The house was three-stories in a neighbourhood of narrow streets and lanes
Soon after that, at 8 a.m., I was on my back on the wooden stage of the Kerala Kathakali Centre. It was time for the morning ragas, one hour of sitar and tabla music, and the six or seven of us gathered in the peaceful theatre were invited to sit or lie down as we pleased to meditate to the music. The contrast to the theatre two nights before was extreme: we’d been packed in there with a full house of tourists to see a sampling of kathakali dance, a traditional Keralan royal art form that had been revived in the 1930s. The dancers had spent almost two hours making themselves up with all-natural paints, and a mask specialist had glued stylized paper beards on their faces. In the scene that we saw, Prince Bhima fights Baka, a “violent, murderous forest-dwelling demon.” Prince Bhima wins by killing Baka, but only after a lot of threats, insults, and significant eye-rolling, mouth mashing, and hand gestures, as well as twirling around in magnificent skirts in time to the drums and sung narration. His last words to the beast included, “I’ll rip out your heart!” The mayhem of the fight was all cleared away in time for the morning ragas, and I spent a blissful hour lying on the dimmed stage, transported by the strains of the sitar and rhythm of the tablas. Dan and I returned that evening for a fantastic concert of Indian flute and two types of drums (mridangam and ganjeera). The drummer’s hand that we could see moved so fast it was a blur, and the flute was ethereal

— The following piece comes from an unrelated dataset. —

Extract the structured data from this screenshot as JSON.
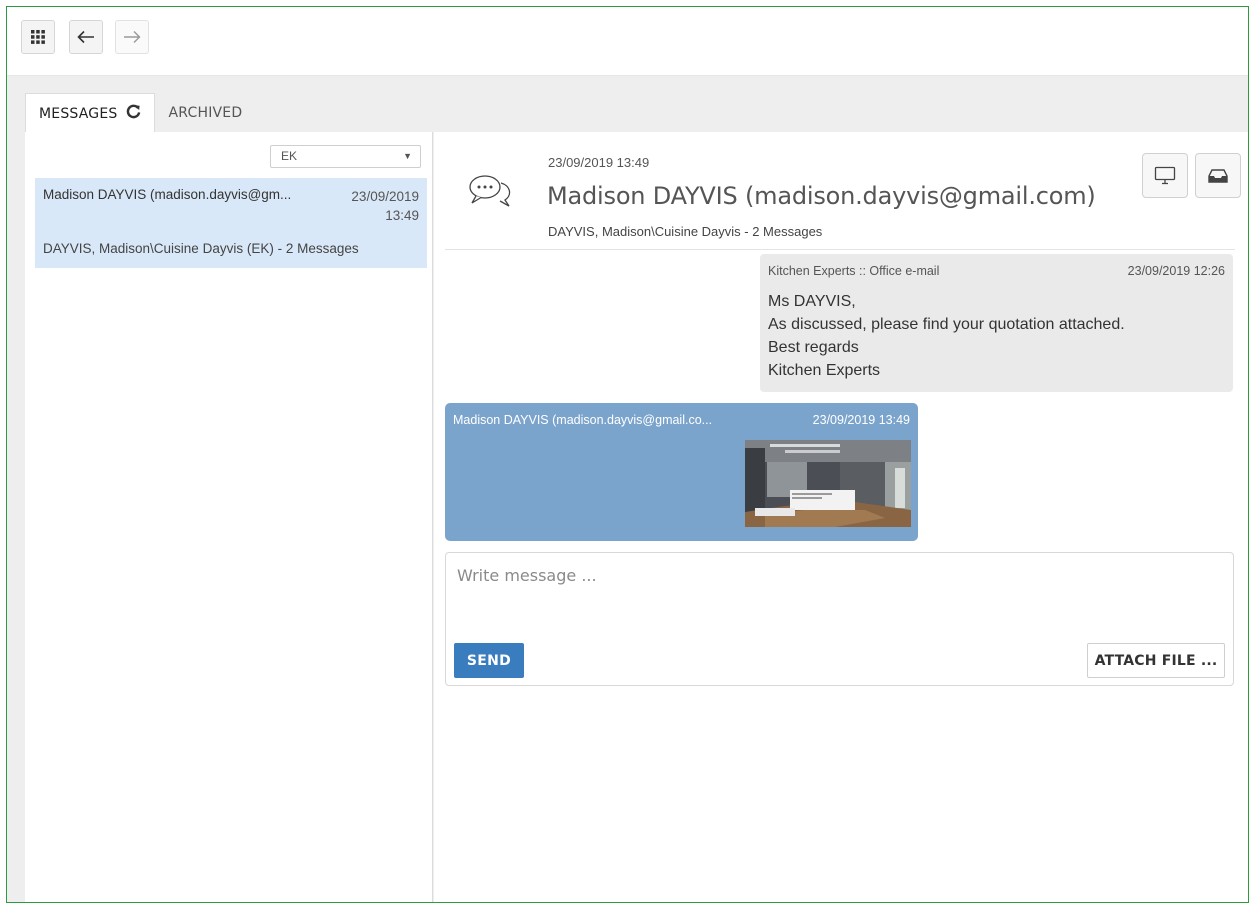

Another highlight of our Kochi stop was meeting up with my brother and sister-in-law’s friends, who packed up everything in Vancouver and moved their family (two children, 8 & 10) to India to travel and work on a business here. They are having such fun living here and travelling in the region, and it was a great chance to learn a few tips from the expat point of view. You meet people like this who are fully enjoying their unconventional life, and you are inspired to make of your life what you want. As we all agreed, “life is not a dress rehearsal.”